BuzzFeed’s Jeremy Singer-Vine on data journalismPosted: January 7, 2015
BuzzFeed first made its name on the Internet for pushing viral GIFs, cat pictures and listicles, but over the past two years the site has pushed to build its serious news credentials by hiring journalists from publications like Politico, Wired, ProPublica and The Wall Street Journal.
Among those hires was Jeremy Singer-Vine, who became the data editor for the BuzzFeed News investigative unit in March 2014.
During his time at BuzzFeed he has worked on a story about “beacons” — devices that can be used to track people’s movements — that were hidden in hundreds of pay phone booths in Manhattan, and an analysis of racial segregation in St. Louis suburbs following the shooting of Michael Brown in Ferguson, Mo. among others.
Previously, Singer-Vine worked at The Wall Street Journal as part of an investigative reporting team. Among his work there was the investigation “What They Know,” a data-heavy look into digital privacy. One of his projects, Waste Lands, which looked into the cleanup of sites that previously housed nuclear storage and processing facilities, was named a 2014 Pulitzer Prize finalist for national reporting.
Before that, Singer-Vine worked as a data journalist at Slate magazine, where he also edited the magazine’s environmental coverage and contributed to the magazine’s “Explainer” column.
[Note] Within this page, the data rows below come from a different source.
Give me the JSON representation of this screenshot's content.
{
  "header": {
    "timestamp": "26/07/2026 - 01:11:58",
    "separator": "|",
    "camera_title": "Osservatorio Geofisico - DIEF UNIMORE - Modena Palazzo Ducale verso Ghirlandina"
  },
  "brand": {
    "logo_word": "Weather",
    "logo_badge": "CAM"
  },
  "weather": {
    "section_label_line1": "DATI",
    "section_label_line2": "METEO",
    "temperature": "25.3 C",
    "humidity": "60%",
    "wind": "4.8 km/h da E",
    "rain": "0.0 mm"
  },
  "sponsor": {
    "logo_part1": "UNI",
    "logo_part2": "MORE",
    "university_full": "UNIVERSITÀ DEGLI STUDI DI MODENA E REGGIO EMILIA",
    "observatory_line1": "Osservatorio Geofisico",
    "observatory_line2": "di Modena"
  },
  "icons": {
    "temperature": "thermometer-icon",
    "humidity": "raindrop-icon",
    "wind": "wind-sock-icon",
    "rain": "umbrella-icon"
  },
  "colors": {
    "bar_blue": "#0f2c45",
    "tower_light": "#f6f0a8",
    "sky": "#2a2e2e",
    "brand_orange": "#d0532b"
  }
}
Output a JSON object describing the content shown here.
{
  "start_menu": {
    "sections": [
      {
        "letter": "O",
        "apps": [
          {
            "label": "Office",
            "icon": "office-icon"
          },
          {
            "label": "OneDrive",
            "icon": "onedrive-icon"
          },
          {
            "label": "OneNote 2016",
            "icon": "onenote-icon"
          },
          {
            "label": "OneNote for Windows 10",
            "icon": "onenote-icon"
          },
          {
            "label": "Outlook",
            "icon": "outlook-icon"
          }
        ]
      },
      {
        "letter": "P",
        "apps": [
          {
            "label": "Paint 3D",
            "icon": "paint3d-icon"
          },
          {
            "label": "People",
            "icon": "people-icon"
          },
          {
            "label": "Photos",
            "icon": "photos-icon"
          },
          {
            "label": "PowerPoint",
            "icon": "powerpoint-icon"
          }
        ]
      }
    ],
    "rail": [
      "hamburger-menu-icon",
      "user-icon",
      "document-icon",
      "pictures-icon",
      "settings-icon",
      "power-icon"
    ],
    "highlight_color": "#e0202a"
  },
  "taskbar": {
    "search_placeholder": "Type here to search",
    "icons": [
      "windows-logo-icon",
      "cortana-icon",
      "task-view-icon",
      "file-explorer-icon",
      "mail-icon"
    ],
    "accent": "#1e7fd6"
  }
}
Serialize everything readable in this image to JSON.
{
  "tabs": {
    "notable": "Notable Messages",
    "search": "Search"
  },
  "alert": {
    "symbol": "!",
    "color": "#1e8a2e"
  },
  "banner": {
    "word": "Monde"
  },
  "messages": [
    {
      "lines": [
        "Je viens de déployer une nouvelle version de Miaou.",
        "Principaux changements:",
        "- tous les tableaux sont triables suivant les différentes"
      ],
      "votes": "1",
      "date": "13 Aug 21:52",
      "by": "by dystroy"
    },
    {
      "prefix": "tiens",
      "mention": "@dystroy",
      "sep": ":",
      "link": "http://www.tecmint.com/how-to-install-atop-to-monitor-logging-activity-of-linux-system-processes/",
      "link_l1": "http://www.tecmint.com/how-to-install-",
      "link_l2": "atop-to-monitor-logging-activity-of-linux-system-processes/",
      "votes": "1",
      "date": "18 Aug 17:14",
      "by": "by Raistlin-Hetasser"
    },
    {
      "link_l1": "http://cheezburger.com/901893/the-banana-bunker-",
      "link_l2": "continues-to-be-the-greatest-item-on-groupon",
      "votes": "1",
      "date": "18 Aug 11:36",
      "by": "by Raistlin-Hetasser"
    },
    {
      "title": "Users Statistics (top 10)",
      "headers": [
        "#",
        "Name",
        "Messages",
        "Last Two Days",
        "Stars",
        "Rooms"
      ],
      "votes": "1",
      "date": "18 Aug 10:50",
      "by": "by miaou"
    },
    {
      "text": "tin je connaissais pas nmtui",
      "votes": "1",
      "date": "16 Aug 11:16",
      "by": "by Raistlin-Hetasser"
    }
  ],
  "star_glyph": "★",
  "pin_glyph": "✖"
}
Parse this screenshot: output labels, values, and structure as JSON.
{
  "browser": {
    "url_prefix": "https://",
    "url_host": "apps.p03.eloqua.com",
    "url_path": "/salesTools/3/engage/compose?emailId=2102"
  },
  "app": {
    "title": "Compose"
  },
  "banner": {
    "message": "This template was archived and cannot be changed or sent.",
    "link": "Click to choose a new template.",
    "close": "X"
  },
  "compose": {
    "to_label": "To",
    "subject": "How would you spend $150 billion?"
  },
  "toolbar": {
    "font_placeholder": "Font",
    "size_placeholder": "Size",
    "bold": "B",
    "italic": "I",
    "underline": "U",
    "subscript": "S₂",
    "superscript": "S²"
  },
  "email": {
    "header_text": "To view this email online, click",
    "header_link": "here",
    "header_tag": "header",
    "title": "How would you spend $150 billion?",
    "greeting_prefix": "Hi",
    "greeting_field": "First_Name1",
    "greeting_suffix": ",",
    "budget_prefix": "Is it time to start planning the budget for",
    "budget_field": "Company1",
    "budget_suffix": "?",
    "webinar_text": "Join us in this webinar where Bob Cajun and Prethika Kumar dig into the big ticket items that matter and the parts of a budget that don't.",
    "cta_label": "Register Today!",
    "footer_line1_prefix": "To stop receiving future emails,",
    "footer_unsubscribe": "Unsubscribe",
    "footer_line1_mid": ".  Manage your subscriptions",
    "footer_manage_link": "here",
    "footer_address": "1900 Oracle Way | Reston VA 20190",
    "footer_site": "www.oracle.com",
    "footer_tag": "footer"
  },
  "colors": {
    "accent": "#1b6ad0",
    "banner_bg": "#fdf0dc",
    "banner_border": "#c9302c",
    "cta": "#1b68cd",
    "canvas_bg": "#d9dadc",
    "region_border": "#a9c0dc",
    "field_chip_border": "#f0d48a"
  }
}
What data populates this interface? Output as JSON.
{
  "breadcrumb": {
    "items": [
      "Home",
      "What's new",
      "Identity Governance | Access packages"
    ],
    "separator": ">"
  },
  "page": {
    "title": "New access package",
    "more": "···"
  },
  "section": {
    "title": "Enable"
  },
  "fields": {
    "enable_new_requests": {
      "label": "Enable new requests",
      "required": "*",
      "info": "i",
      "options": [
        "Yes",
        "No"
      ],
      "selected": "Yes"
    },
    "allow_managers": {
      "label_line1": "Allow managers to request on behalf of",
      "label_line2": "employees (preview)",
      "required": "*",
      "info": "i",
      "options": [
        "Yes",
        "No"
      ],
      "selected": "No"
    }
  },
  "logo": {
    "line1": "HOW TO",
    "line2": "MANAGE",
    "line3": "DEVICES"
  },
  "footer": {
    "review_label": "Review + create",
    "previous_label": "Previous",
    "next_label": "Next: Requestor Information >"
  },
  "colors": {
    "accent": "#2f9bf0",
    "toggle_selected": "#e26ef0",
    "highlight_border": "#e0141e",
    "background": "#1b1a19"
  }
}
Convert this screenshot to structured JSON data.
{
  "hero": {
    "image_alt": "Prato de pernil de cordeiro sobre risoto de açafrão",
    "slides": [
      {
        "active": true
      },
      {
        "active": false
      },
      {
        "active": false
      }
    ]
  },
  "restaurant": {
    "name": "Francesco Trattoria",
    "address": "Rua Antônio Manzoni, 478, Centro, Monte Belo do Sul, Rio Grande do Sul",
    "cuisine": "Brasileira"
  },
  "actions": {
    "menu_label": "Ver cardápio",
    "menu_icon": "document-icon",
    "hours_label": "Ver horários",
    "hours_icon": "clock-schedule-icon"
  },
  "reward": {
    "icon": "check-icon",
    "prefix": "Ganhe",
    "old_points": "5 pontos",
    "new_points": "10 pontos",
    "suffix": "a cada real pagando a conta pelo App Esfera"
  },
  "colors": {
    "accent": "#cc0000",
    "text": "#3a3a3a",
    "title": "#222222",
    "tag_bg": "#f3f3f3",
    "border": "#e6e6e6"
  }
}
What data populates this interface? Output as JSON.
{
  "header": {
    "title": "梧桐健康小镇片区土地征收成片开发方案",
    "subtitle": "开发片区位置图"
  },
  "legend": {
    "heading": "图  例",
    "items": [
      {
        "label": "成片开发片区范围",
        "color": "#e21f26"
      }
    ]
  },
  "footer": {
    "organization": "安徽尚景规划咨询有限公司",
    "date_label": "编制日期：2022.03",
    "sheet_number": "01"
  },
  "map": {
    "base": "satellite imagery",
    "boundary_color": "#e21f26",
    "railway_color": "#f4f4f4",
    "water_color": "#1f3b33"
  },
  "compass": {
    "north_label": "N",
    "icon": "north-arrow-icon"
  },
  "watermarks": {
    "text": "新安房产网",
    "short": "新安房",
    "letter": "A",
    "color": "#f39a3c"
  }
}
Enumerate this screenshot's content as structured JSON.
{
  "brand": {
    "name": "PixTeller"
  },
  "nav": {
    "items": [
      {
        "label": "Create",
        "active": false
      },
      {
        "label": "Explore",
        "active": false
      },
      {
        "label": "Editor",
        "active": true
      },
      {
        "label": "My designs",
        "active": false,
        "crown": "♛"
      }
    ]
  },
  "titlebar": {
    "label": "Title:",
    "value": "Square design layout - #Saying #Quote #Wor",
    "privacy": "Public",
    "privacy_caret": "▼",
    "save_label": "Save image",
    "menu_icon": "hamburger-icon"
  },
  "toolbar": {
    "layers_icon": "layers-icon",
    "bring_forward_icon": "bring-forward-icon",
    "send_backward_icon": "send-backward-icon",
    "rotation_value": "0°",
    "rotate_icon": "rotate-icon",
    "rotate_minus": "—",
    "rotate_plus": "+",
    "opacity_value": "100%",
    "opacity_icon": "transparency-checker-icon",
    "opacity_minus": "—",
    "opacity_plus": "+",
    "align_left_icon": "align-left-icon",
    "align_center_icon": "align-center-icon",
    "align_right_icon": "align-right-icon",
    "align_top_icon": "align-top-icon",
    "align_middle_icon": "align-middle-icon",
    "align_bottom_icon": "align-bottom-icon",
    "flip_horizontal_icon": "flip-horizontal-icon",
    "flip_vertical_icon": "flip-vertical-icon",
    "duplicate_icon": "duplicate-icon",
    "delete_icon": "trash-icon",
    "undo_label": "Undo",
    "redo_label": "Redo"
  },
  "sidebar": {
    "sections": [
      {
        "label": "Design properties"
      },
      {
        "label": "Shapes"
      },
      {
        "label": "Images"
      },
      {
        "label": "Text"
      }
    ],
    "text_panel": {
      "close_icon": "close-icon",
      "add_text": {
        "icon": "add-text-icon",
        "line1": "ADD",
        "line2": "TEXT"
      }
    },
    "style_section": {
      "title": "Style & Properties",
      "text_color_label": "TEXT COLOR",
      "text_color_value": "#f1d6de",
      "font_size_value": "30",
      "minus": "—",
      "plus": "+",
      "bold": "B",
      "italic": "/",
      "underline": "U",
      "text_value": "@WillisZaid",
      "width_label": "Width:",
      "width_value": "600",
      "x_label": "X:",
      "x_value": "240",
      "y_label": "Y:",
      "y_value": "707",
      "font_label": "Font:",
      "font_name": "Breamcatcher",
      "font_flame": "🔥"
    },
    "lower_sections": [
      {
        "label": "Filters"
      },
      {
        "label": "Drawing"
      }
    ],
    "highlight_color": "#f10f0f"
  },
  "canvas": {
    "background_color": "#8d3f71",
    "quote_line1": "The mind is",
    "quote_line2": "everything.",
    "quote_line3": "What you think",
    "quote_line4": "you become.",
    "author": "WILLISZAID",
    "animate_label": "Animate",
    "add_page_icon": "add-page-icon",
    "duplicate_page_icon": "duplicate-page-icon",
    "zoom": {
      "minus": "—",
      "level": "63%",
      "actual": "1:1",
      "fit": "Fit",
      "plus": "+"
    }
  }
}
He is also the co-organizer of Hacks/Hackers NYC, a group that brings together journalists, computer programmers and others who are interested in using technology to discover and tell stories.